**PROBLEM STATEMENT**
Search the material for lines containing the word "Form", and copy each one.

-- DATA SUPPLIED follows --

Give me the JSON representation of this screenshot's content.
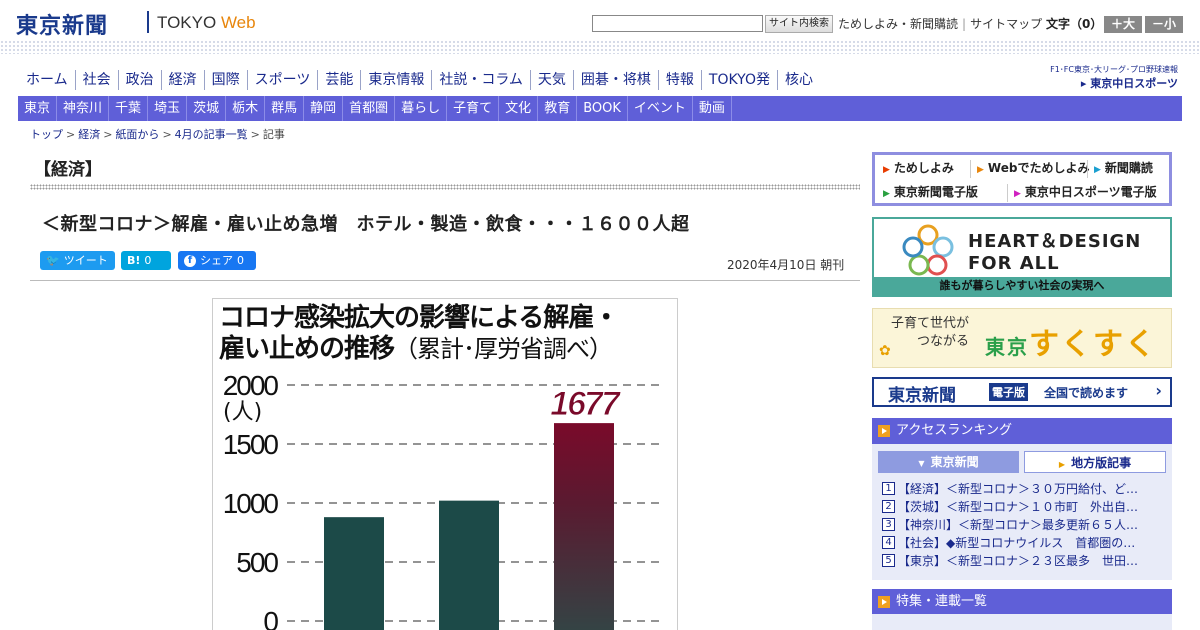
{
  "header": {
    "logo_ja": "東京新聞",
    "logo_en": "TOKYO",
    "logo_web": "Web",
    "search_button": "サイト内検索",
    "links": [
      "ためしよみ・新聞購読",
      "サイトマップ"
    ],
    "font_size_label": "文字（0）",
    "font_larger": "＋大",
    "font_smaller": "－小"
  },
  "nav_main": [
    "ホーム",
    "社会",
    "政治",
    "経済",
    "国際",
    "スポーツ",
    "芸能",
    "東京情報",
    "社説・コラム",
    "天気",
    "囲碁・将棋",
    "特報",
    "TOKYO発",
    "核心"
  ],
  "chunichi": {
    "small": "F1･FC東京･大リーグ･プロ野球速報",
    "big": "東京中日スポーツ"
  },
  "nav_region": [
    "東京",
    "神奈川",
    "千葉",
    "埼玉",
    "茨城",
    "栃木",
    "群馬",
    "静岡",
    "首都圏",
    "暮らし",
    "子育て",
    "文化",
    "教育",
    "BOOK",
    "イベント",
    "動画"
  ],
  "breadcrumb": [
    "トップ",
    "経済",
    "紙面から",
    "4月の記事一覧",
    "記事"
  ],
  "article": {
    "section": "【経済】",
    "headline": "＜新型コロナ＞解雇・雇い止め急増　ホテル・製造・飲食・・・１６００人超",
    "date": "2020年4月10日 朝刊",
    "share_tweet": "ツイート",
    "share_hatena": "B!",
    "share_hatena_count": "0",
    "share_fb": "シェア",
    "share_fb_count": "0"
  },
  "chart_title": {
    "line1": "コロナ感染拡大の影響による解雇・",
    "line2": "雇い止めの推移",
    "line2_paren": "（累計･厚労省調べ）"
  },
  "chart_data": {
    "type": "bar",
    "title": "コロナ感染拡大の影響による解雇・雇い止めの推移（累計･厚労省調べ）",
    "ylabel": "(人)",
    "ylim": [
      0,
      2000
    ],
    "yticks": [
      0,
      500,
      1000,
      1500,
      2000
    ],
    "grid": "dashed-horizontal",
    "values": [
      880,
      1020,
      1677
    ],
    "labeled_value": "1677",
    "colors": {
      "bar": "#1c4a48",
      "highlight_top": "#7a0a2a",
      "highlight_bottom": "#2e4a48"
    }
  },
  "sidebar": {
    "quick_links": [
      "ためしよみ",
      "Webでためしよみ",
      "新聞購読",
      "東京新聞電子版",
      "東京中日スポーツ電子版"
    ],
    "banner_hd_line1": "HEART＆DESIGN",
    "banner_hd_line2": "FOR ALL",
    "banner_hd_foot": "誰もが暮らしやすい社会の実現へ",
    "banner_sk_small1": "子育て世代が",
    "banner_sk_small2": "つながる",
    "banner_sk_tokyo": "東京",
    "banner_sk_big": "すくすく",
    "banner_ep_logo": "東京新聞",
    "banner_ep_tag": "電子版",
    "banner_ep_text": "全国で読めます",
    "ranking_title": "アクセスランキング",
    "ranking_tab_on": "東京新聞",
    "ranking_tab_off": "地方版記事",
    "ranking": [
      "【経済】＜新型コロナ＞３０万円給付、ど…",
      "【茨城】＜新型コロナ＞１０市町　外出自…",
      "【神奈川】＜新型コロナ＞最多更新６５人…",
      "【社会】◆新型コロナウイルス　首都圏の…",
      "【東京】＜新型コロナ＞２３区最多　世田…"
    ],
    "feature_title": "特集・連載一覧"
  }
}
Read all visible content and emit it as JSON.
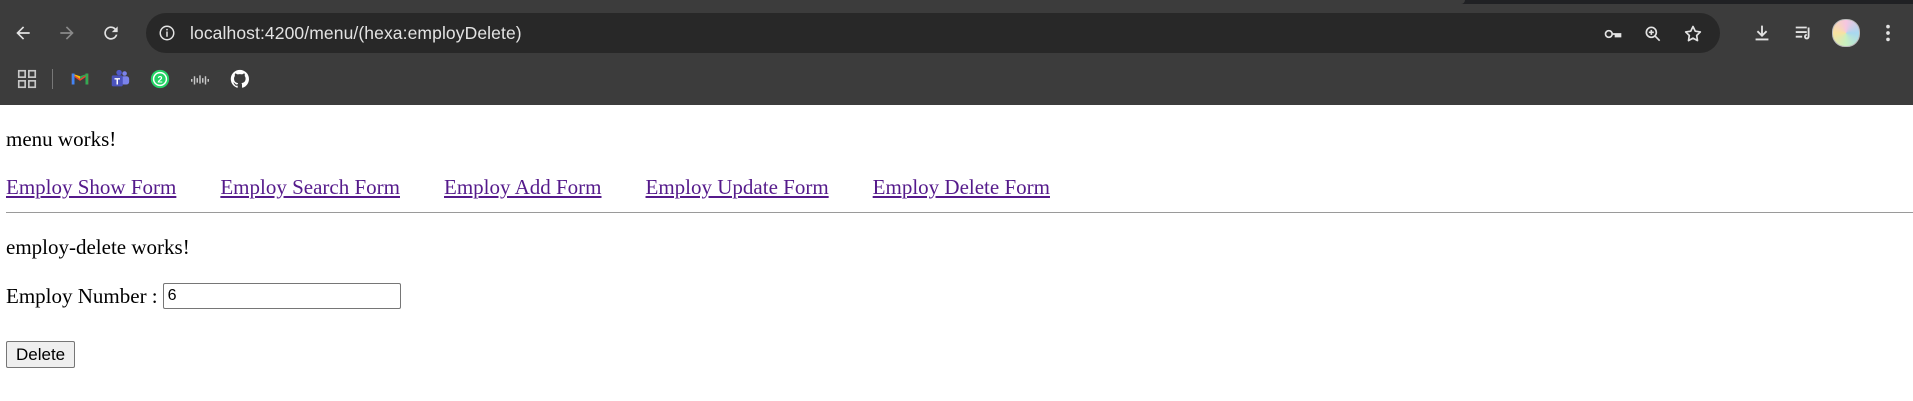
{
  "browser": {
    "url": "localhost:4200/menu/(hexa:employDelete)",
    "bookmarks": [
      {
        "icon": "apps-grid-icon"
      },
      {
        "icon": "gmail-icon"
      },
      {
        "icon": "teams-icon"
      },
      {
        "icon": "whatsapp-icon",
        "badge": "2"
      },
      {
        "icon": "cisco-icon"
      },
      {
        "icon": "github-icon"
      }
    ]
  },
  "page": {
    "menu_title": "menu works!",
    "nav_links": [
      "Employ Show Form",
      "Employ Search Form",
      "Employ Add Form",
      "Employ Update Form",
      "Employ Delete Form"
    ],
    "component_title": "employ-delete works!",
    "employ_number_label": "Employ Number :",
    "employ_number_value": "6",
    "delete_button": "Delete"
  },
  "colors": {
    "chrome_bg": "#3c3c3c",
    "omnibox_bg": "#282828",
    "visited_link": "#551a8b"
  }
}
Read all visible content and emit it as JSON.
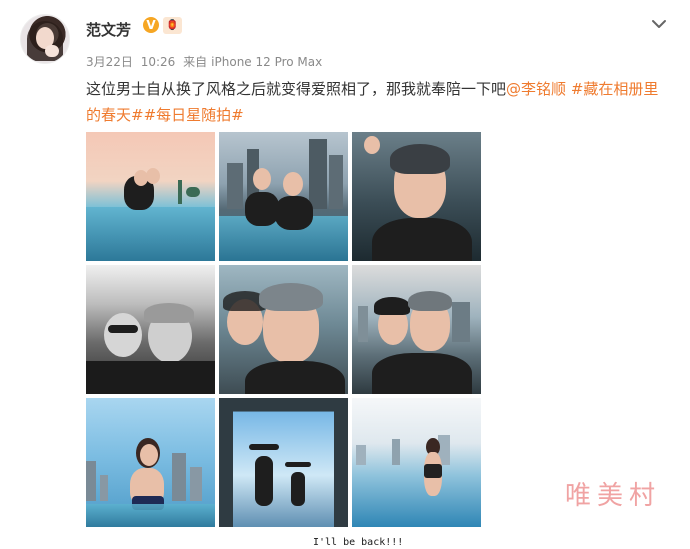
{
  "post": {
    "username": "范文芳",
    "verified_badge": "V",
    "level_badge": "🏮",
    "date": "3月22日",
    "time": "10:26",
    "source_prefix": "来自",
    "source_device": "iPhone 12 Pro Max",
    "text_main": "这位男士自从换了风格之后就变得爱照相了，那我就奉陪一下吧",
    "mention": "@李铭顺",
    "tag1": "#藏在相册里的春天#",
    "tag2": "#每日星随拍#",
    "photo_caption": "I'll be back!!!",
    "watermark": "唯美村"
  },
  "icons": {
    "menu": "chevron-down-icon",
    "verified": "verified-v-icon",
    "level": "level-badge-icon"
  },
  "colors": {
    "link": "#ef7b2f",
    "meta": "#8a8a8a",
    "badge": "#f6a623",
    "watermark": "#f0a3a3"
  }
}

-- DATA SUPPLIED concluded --

**EXERCISE OUTPUT**
      "Employ Show Form",
      "Employ Search Form",
      "Employ Add Form",
      "Employ Update Form",
      "Employ Delete Form"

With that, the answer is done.